[App and web page records]

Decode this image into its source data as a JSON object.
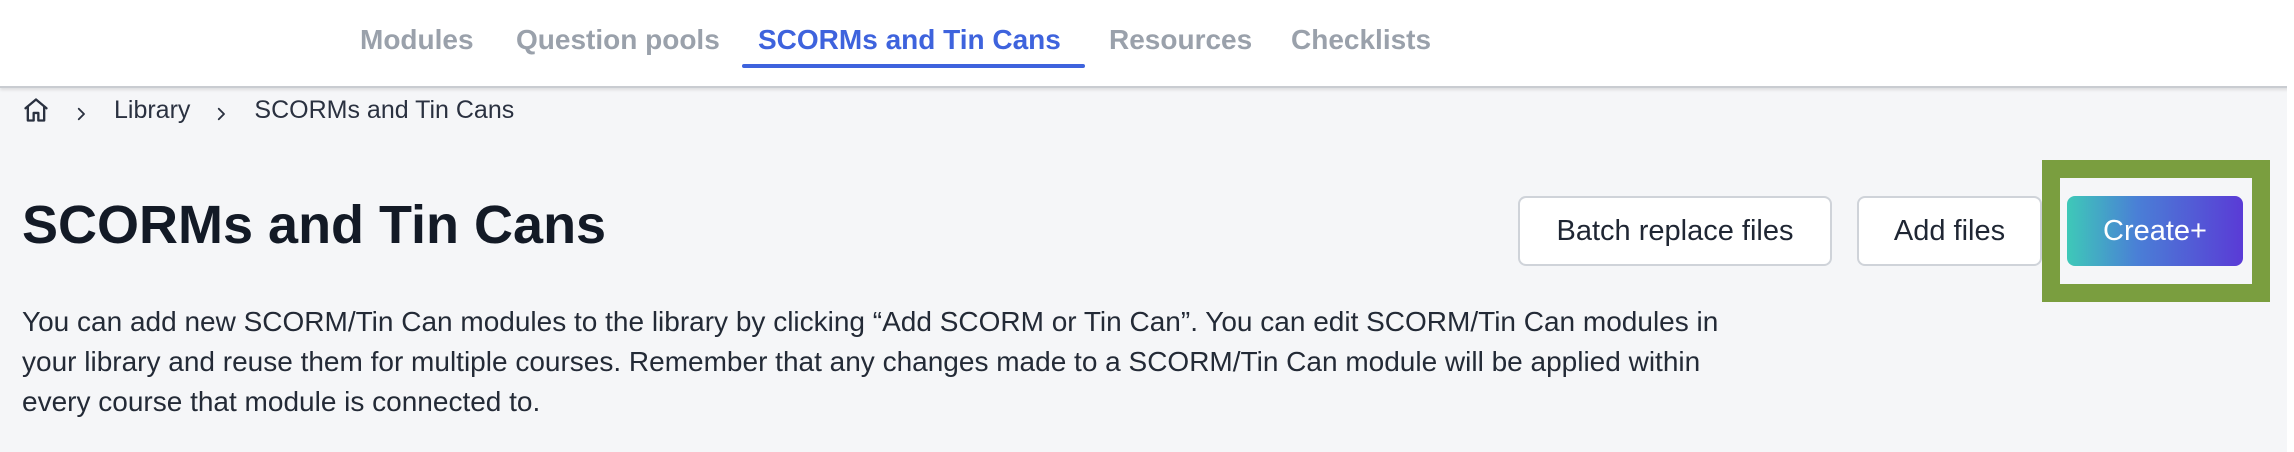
{
  "tabs": [
    {
      "label": "Modules",
      "active": false
    },
    {
      "label": "Question pools",
      "active": false
    },
    {
      "label": "SCORMs and Tin Cans",
      "active": true
    },
    {
      "label": "Resources",
      "active": false
    },
    {
      "label": "Checklists",
      "active": false
    }
  ],
  "breadcrumb": {
    "home_icon": "home-icon",
    "separator_icon": "chevron-right-icon",
    "items": [
      "Library",
      "SCORMs and Tin Cans"
    ]
  },
  "header": {
    "title": "SCORMs and Tin Cans"
  },
  "actions": {
    "batch_replace_label": "Batch replace files",
    "add_files_label": "Add files",
    "create_label": "Create+"
  },
  "description": {
    "lines": [
      "You can add new SCORM/Tin Can modules to the library by clicking “Add SCORM or Tin Can”. You can edit SCORM/Tin Can modules in",
      "your library and reuse them for multiple courses. Remember that any changes made to a SCORM/Tin Can module will be applied within",
      "every course that module is connected to."
    ]
  },
  "colors": {
    "accent": "#3e63dd",
    "tab_inactive": "#9aa1ab",
    "highlight_box": "#7a9e3f",
    "create_gradient_start": "#3ec9b8",
    "create_gradient_end": "#5a3bd6",
    "page_background": "#f5f6f8"
  }
}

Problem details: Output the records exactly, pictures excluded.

Output for this exercise:
Decode this image into its source data as a JSON object.
{
  "tabs": [
    {
      "label": "Modules",
      "active": false
    },
    {
      "label": "Question pools",
      "active": false
    },
    {
      "label": "SCORMs and Tin Cans",
      "active": true
    },
    {
      "label": "Resources",
      "active": false
    },
    {
      "label": "Checklists",
      "active": false
    }
  ],
  "breadcrumb": {
    "home_icon": "home-icon",
    "separator_icon": "chevron-right-icon",
    "items": [
      "Library",
      "SCORMs and Tin Cans"
    ]
  },
  "header": {
    "title": "SCORMs and Tin Cans"
  },
  "actions": {
    "batch_replace_label": "Batch replace files",
    "add_files_label": "Add files",
    "create_label": "Create+"
  },
  "description": {
    "lines": [
      "You can add new SCORM/Tin Can modules to the library by clicking “Add SCORM or Tin Can”. You can edit SCORM/Tin Can modules in",
      "your library and reuse them for multiple courses. Remember that any changes made to a SCORM/Tin Can module will be applied within",
      "every course that module is connected to."
    ]
  },
  "colors": {
    "accent": "#3e63dd",
    "tab_inactive": "#9aa1ab",
    "highlight_box": "#7a9e3f",
    "create_gradient_start": "#3ec9b8",
    "create_gradient_end": "#5a3bd6",
    "page_background": "#f5f6f8"
  }
}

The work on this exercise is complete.